INSTRUCTIONS FOR THE TASK - Could every line of the listing be output exactly, with the pictures skipped?

ENTRIES SHOWN -

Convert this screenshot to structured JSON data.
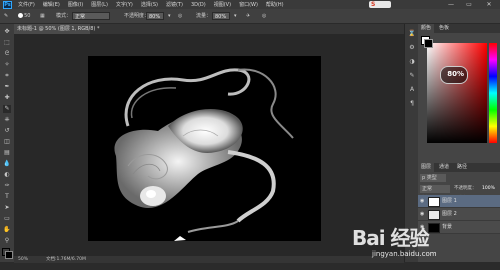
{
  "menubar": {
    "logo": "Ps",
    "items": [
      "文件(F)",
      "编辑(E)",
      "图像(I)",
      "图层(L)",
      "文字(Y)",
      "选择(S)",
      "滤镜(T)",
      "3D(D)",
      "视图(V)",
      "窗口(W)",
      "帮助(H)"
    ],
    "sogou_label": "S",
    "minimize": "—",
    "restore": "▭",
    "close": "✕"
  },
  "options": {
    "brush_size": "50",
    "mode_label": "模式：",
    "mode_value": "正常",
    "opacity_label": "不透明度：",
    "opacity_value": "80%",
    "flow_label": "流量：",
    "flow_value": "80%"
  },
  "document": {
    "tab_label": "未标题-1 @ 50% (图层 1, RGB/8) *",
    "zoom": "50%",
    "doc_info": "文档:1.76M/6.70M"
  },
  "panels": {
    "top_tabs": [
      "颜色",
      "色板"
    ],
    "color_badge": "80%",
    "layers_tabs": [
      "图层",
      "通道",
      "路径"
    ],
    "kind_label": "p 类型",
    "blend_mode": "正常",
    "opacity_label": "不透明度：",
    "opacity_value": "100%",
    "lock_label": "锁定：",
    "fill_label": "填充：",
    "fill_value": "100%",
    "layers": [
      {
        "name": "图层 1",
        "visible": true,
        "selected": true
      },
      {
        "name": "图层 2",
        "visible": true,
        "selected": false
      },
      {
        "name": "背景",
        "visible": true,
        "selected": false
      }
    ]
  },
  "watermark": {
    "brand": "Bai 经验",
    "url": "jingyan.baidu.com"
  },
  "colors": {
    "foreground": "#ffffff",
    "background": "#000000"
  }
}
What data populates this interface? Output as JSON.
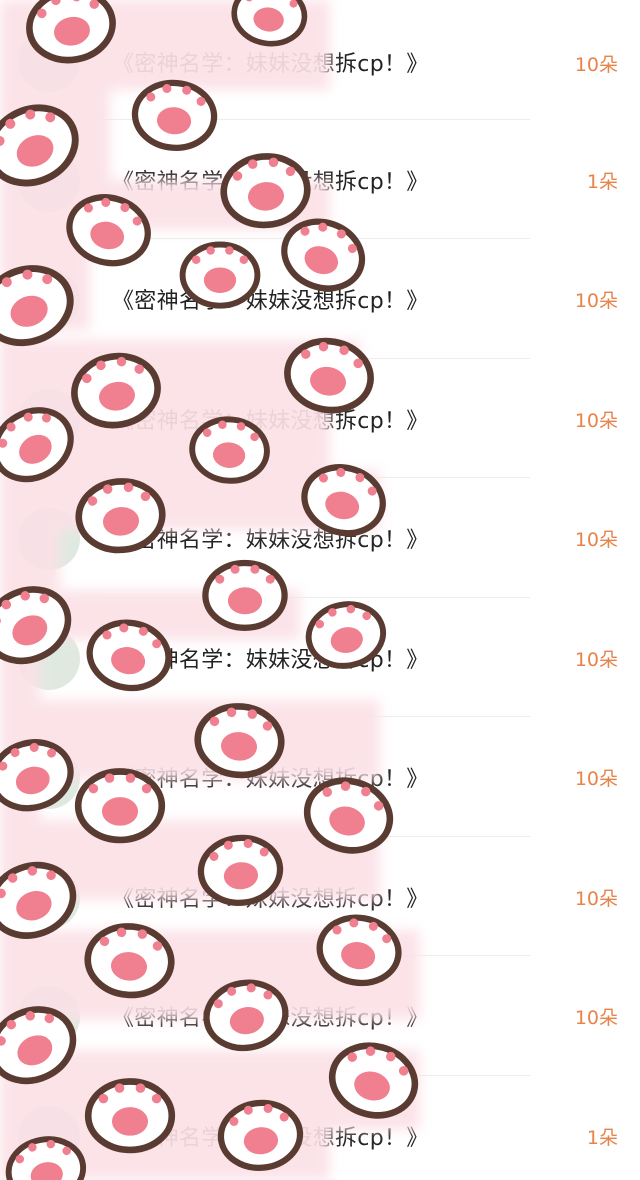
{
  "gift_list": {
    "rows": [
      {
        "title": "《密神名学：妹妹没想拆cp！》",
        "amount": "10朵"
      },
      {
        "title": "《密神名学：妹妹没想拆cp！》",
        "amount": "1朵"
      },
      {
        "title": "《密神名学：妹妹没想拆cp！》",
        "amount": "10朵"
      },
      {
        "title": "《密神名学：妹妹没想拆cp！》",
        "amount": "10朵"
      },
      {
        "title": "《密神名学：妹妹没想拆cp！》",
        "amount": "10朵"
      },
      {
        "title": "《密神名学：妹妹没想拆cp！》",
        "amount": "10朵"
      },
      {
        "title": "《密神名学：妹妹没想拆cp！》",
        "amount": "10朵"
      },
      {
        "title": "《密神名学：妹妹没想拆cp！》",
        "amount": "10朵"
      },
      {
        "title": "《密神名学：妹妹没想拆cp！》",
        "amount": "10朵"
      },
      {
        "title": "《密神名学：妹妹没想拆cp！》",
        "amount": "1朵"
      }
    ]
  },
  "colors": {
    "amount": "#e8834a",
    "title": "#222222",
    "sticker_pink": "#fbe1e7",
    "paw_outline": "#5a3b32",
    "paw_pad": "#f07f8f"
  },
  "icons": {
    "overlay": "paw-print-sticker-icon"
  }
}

RESPONSE BOX -
Convert this screenshot to structured JSON data.
{
  "menubar": {
    "logo": "Ps",
    "items": [
      "文件(F)",
      "编辑(E)",
      "图像(I)",
      "图层(L)",
      "文字(Y)",
      "选择(S)",
      "滤镜(T)",
      "3D(D)",
      "视图(V)",
      "窗口(W)",
      "帮助(H)"
    ],
    "sogou_label": "S",
    "minimize": "—",
    "restore": "▭",
    "close": "✕"
  },
  "options": {
    "brush_size": "50",
    "mode_label": "模式：",
    "mode_value": "正常",
    "opacity_label": "不透明度：",
    "opacity_value": "80%",
    "flow_label": "流量：",
    "flow_value": "80%"
  },
  "document": {
    "tab_label": "未标题-1 @ 50% (图层 1, RGB/8) *",
    "zoom": "50%",
    "doc_info": "文档:1.76M/6.70M"
  },
  "panels": {
    "top_tabs": [
      "颜色",
      "色板"
    ],
    "color_badge": "80%",
    "layers_tabs": [
      "图层",
      "通道",
      "路径"
    ],
    "kind_label": "p 类型",
    "blend_mode": "正常",
    "opacity_label": "不透明度：",
    "opacity_value": "100%",
    "lock_label": "锁定：",
    "fill_label": "填充：",
    "fill_value": "100%",
    "layers": [
      {
        "name": "图层 1",
        "visible": true,
        "selected": true
      },
      {
        "name": "图层 2",
        "visible": true,
        "selected": false
      },
      {
        "name": "背景",
        "visible": true,
        "selected": false
      }
    ]
  },
  "watermark": {
    "brand": "Bai 经验",
    "url": "jingyan.baidu.com"
  },
  "colors": {
    "foreground": "#ffffff",
    "background": "#000000"
  }
}
What data populates this interface? Output as JSON.
{
  "gift_list": {
    "rows": [
      {
        "title": "《密神名学：妹妹没想拆cp！》",
        "amount": "10朵"
      },
      {
        "title": "《密神名学：妹妹没想拆cp！》",
        "amount": "1朵"
      },
      {
        "title": "《密神名学：妹妹没想拆cp！》",
        "amount": "10朵"
      },
      {
        "title": "《密神名学：妹妹没想拆cp！》",
        "amount": "10朵"
      },
      {
        "title": "《密神名学：妹妹没想拆cp！》",
        "amount": "10朵"
      },
      {
        "title": "《密神名学：妹妹没想拆cp！》",
        "amount": "10朵"
      },
      {
        "title": "《密神名学：妹妹没想拆cp！》",
        "amount": "10朵"
      },
      {
        "title": "《密神名学：妹妹没想拆cp！》",
        "amount": "10朵"
      },
      {
        "title": "《密神名学：妹妹没想拆cp！》",
        "amount": "10朵"
      },
      {
        "title": "《密神名学：妹妹没想拆cp！》",
        "amount": "1朵"
      }
    ]
  },
  "colors": {
    "amount": "#e8834a",
    "title": "#222222",
    "sticker_pink": "#fbe1e7",
    "paw_outline": "#5a3b32",
    "paw_pad": "#f07f8f"
  },
  "icons": {
    "overlay": "paw-print-sticker-icon"
  }
}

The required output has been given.